-- Recorded information follows --

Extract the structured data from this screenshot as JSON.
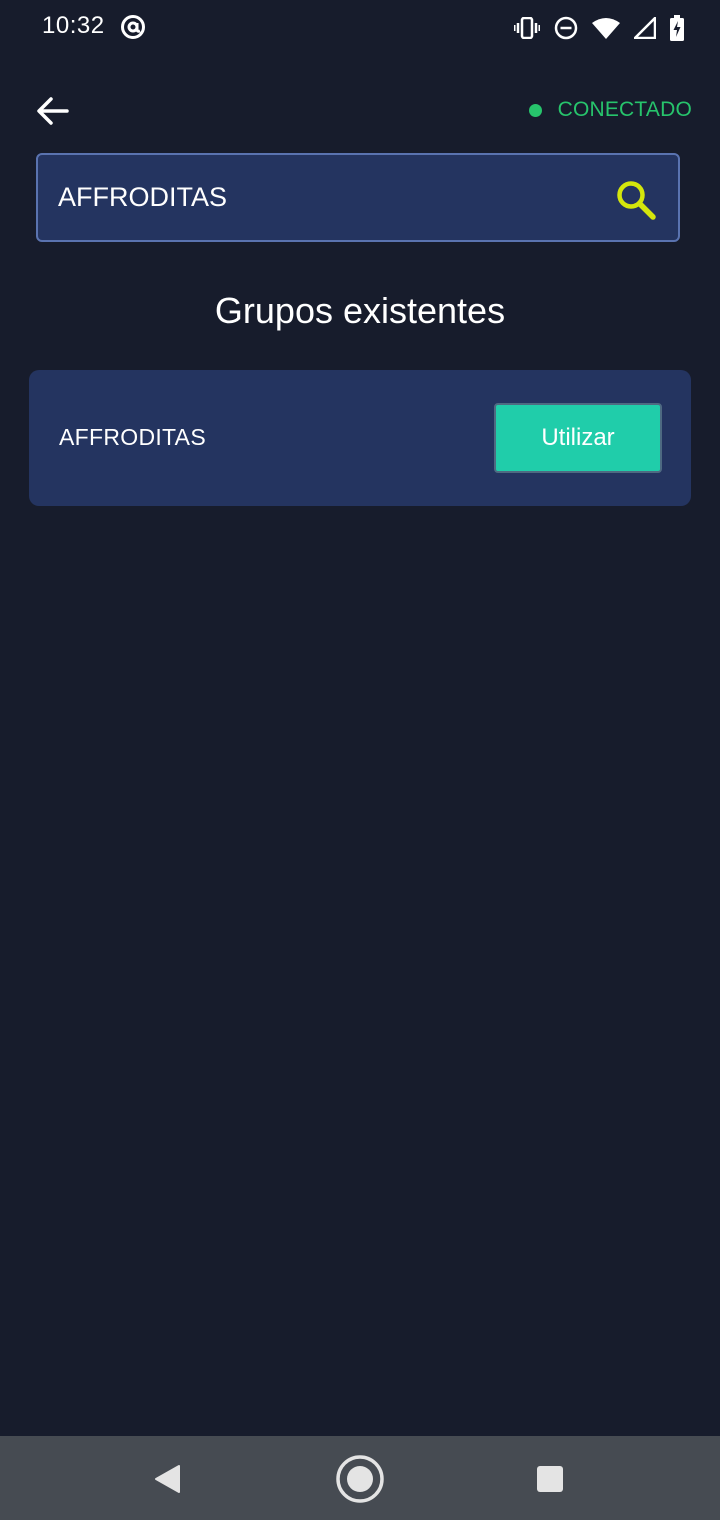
{
  "status_bar": {
    "time": "10:32",
    "icons": [
      "at-sign-icon",
      "vibrate-icon",
      "do-not-disturb-icon",
      "wifi-icon",
      "signal-icon",
      "battery-charging-icon"
    ]
  },
  "header": {
    "back_icon": "arrow-left-icon",
    "connection_status": "CONECTADO",
    "connection_color": "#27c46c"
  },
  "search": {
    "value": "AFFRODITAS",
    "icon": "search-icon",
    "icon_color": "#d4e60c"
  },
  "main": {
    "title": "Grupos existentes",
    "groups": [
      {
        "name": "AFFRODITAS",
        "action_label": "Utilizar"
      }
    ]
  },
  "colors": {
    "background": "#171c2c",
    "card": "#243460",
    "accent_button": "#20cdaa",
    "nav_bar": "#464b52"
  },
  "nav_bar": {
    "buttons": [
      "back-triangle-icon",
      "home-circle-icon",
      "recents-square-icon"
    ]
  }
}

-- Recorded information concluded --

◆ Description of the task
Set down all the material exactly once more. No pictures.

◆ Task output
Extract the structured data from this screenshot as JSON.
{
  "status_bar": {
    "time": "10:32",
    "icons": [
      "at-sign-icon",
      "vibrate-icon",
      "do-not-disturb-icon",
      "wifi-icon",
      "signal-icon",
      "battery-charging-icon"
    ]
  },
  "header": {
    "back_icon": "arrow-left-icon",
    "connection_status": "CONECTADO",
    "connection_color": "#27c46c"
  },
  "search": {
    "value": "AFFRODITAS",
    "icon": "search-icon",
    "icon_color": "#d4e60c"
  },
  "main": {
    "title": "Grupos existentes",
    "groups": [
      {
        "name": "AFFRODITAS",
        "action_label": "Utilizar"
      }
    ]
  },
  "colors": {
    "background": "#171c2c",
    "card": "#243460",
    "accent_button": "#20cdaa",
    "nav_bar": "#464b52"
  },
  "nav_bar": {
    "buttons": [
      "back-triangle-icon",
      "home-circle-icon",
      "recents-square-icon"
    ]
  }
}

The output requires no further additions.